[WORK REQUEST]: Using the material that follows, work out how many lines include the word "uploader". Your answer should be that number only.

___ RECORDS SHOWN

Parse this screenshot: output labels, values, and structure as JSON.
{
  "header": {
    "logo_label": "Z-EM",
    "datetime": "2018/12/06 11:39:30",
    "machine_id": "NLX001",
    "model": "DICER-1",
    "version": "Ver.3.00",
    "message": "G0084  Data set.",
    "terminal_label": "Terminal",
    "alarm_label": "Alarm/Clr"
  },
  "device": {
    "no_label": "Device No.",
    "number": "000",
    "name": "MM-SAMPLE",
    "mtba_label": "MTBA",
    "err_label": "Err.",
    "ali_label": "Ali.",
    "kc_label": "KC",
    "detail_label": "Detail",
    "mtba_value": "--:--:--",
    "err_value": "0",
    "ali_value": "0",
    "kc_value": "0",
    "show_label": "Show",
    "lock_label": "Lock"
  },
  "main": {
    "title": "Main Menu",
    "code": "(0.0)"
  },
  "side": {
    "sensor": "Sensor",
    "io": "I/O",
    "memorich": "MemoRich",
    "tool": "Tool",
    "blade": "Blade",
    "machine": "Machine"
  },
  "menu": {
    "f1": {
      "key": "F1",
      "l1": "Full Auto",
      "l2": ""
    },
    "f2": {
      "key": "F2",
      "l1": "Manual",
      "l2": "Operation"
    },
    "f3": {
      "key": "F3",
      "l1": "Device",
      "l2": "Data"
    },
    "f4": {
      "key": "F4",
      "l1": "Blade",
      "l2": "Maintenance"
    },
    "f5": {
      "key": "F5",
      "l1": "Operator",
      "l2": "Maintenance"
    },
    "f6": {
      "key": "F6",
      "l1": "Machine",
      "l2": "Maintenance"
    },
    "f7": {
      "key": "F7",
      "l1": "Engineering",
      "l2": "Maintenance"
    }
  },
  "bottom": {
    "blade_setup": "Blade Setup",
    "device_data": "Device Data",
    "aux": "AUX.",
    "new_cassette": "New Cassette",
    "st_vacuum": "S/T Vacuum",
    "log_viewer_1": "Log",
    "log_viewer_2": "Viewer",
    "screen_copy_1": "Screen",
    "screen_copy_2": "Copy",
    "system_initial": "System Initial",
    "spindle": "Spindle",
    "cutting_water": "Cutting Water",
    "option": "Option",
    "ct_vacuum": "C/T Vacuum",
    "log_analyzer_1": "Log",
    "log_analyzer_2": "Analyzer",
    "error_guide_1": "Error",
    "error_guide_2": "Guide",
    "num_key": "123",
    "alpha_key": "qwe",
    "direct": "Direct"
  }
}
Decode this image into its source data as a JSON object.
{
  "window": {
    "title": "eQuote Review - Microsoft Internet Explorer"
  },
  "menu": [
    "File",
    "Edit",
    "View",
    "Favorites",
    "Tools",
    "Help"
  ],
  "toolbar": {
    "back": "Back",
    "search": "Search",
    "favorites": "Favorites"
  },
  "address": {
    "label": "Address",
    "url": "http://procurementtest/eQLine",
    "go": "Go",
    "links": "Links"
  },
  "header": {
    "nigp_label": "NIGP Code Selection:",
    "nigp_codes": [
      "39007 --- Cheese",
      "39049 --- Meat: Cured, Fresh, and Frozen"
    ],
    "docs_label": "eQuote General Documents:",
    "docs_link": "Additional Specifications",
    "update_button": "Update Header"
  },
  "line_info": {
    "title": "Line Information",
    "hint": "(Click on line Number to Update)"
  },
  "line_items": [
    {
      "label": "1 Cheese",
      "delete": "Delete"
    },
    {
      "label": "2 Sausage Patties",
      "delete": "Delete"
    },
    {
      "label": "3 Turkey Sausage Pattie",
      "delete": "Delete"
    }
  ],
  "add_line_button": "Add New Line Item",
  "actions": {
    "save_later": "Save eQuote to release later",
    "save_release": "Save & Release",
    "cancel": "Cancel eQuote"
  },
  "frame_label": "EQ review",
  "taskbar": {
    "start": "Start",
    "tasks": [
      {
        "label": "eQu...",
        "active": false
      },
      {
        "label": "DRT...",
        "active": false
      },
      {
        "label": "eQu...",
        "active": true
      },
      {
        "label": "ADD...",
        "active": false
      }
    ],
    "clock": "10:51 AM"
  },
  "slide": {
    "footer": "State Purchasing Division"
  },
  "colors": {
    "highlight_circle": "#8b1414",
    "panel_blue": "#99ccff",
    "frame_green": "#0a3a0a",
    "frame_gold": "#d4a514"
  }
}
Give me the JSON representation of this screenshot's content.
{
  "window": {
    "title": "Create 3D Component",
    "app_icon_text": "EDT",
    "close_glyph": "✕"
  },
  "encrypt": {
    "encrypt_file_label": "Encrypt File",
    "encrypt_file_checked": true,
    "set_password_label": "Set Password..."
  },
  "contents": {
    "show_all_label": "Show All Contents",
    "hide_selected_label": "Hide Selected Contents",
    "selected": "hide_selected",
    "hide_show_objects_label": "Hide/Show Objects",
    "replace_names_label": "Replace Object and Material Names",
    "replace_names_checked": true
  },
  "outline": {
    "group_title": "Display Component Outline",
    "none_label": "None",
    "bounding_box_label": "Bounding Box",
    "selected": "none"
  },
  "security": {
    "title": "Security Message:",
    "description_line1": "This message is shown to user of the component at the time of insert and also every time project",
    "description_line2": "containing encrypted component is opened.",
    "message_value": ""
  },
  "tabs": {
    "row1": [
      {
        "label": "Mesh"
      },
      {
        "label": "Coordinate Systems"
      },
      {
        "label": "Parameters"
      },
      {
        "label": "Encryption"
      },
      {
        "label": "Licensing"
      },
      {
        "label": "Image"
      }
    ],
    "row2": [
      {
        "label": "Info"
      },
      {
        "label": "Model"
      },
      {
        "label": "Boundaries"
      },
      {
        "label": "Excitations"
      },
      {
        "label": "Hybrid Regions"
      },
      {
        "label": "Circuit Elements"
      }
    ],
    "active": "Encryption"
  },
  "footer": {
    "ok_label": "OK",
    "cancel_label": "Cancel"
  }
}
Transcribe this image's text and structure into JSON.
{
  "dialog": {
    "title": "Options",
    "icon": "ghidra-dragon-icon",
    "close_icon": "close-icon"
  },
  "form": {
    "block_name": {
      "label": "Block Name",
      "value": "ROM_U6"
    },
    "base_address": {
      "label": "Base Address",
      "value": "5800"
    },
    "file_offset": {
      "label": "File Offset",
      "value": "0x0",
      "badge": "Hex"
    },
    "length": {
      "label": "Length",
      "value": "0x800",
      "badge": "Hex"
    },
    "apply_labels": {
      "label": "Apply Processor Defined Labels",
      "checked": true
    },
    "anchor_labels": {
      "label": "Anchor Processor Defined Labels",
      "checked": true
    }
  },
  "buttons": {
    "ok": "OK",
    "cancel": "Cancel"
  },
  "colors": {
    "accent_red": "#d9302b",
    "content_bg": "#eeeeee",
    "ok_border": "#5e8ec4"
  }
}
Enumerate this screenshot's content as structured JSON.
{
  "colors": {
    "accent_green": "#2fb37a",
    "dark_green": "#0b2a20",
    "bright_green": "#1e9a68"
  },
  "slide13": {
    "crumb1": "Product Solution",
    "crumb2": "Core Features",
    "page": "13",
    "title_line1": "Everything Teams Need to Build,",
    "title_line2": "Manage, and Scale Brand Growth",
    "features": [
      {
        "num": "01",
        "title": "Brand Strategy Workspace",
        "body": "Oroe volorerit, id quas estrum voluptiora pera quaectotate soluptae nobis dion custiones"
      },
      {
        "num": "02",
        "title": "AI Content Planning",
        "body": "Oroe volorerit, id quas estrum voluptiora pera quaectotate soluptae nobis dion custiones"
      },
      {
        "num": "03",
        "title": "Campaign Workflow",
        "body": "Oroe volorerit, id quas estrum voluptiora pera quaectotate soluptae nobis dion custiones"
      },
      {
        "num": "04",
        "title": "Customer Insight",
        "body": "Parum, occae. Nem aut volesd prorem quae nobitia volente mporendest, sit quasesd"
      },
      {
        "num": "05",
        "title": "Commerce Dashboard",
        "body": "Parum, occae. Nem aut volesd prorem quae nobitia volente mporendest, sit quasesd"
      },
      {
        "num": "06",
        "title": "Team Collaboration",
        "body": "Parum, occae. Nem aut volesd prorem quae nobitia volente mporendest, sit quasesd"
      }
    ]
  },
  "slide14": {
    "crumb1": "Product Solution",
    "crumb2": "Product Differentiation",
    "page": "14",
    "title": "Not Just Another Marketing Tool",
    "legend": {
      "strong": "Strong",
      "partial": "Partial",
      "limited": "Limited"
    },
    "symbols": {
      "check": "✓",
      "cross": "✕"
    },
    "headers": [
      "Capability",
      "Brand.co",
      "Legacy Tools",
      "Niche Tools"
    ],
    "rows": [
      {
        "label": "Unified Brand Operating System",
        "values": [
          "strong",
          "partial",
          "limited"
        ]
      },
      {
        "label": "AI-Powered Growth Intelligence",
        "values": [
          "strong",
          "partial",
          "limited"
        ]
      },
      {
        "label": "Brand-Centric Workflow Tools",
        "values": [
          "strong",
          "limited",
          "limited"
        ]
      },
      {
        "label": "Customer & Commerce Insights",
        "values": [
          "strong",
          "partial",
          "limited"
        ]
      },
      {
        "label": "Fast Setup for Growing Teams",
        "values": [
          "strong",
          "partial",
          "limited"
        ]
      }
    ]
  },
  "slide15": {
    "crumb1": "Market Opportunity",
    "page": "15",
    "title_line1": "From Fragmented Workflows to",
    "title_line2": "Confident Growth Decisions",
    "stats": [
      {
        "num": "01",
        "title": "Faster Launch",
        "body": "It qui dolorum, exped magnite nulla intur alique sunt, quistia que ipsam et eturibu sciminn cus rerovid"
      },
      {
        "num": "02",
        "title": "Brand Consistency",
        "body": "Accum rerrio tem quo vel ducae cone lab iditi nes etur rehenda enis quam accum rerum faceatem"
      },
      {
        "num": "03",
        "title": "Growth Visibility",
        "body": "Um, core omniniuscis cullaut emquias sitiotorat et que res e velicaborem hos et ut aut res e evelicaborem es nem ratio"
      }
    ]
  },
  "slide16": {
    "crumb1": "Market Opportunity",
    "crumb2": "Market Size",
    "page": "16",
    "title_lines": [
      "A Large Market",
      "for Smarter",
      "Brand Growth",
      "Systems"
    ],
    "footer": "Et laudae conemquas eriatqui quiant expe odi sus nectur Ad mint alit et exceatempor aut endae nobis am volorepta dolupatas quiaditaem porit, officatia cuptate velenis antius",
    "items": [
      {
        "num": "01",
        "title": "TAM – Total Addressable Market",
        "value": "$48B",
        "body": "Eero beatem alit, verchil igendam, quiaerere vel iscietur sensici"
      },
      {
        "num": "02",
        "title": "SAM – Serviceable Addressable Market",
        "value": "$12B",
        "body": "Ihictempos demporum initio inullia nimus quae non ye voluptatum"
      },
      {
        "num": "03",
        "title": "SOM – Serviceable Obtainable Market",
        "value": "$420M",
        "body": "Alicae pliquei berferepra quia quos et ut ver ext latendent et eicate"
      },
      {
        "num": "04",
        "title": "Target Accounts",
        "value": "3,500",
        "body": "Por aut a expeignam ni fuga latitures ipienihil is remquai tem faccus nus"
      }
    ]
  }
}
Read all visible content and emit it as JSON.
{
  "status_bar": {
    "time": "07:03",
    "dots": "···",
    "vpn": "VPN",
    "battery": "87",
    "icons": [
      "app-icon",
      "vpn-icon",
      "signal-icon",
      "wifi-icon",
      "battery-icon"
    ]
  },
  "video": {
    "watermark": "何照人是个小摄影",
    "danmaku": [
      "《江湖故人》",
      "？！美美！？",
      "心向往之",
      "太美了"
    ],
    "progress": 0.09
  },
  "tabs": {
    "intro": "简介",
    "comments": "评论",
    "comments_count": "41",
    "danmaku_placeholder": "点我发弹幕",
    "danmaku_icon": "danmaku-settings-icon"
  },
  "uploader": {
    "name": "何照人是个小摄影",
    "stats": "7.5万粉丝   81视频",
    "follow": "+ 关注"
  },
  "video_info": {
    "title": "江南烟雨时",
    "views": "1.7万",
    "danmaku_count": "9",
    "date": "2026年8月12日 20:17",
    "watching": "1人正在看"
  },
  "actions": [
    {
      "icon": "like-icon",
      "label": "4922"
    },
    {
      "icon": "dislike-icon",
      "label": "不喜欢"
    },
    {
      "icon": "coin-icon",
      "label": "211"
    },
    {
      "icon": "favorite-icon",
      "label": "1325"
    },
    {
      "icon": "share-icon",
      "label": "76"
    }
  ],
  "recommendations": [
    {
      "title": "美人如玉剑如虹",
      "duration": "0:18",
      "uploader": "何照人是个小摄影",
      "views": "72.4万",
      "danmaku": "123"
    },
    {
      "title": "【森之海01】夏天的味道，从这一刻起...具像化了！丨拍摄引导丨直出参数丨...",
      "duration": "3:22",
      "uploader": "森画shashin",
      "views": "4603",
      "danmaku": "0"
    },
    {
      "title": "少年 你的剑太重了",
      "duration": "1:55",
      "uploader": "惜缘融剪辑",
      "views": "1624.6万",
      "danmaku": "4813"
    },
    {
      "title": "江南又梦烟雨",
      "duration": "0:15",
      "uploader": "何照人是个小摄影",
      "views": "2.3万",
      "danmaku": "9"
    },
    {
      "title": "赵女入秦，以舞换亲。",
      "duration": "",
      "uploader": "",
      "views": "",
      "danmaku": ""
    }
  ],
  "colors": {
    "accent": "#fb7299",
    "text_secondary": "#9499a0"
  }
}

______

[COMPLETED TASK]: 6